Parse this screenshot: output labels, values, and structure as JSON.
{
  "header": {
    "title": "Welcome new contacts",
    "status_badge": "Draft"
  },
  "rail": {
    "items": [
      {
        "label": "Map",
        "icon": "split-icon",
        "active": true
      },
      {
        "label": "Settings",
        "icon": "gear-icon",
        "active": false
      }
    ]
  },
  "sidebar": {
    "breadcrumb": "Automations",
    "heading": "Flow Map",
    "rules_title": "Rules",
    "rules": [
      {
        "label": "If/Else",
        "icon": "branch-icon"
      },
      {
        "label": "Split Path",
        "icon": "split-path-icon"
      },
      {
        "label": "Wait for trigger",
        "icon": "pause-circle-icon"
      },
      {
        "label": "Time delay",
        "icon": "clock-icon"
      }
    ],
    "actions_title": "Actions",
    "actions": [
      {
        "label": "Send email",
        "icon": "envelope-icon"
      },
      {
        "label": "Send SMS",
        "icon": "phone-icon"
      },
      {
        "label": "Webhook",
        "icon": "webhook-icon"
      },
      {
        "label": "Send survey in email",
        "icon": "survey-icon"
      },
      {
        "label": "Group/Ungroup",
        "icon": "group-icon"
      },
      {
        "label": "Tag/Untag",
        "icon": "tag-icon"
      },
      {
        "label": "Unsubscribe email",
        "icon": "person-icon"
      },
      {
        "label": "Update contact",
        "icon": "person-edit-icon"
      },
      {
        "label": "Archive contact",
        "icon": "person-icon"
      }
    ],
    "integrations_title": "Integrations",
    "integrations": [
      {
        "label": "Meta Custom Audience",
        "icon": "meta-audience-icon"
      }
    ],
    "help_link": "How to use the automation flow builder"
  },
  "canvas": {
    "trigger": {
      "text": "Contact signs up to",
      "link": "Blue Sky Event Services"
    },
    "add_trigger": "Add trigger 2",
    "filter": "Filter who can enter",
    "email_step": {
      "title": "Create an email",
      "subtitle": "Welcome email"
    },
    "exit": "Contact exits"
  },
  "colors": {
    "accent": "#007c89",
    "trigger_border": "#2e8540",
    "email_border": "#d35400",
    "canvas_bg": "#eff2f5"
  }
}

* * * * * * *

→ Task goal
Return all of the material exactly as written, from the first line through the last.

→ Answer to the exercise
Parse this screenshot: output labels, values, and structure as JSON.
{
  "header": {
    "title": "Welcome new contacts",
    "status_badge": "Draft"
  },
  "rail": {
    "items": [
      {
        "label": "Map",
        "icon": "split-icon",
        "active": true
      },
      {
        "label": "Settings",
        "icon": "gear-icon",
        "active": false
      }
    ]
  },
  "sidebar": {
    "breadcrumb": "Automations",
    "heading": "Flow Map",
    "rules_title": "Rules",
    "rules": [
      {
        "label": "If/Else",
        "icon": "branch-icon"
      },
      {
        "label": "Split Path",
        "icon": "split-path-icon"
      },
      {
        "label": "Wait for trigger",
        "icon": "pause-circle-icon"
      },
      {
        "label": "Time delay",
        "icon": "clock-icon"
      }
    ],
    "actions_title": "Actions",
    "actions": [
      {
        "label": "Send email",
        "icon": "envelope-icon"
      },
      {
        "label": "Send SMS",
        "icon": "phone-icon"
      },
      {
        "label": "Webhook",
        "icon": "webhook-icon"
      },
      {
        "label": "Send survey in email",
        "icon": "survey-icon"
      },
      {
        "label": "Group/Ungroup",
        "icon": "group-icon"
      },
      {
        "label": "Tag/Untag",
        "icon": "tag-icon"
      },
      {
        "label": "Unsubscribe email",
        "icon": "person-icon"
      },
      {
        "label": "Update contact",
        "icon": "person-edit-icon"
      },
      {
        "label": "Archive contact",
        "icon": "person-icon"
      }
    ],
    "integrations_title": "Integrations",
    "integrations": [
      {
        "label": "Meta Custom Audience",
        "icon": "meta-audience-icon"
      }
    ],
    "help_link": "How to use the automation flow builder"
  },
  "canvas": {
    "trigger": {
      "text": "Contact signs up to",
      "link": "Blue Sky Event Services"
    },
    "add_trigger": "Add trigger 2",
    "filter": "Filter who can enter",
    "email_step": {
      "title": "Create an email",
      "subtitle": "Welcome email"
    },
    "exit": "Contact exits"
  },
  "colors": {
    "accent": "#007c89",
    "trigger_border": "#2e8540",
    "email_border": "#d35400",
    "canvas_bg": "#eff2f5"
  }
}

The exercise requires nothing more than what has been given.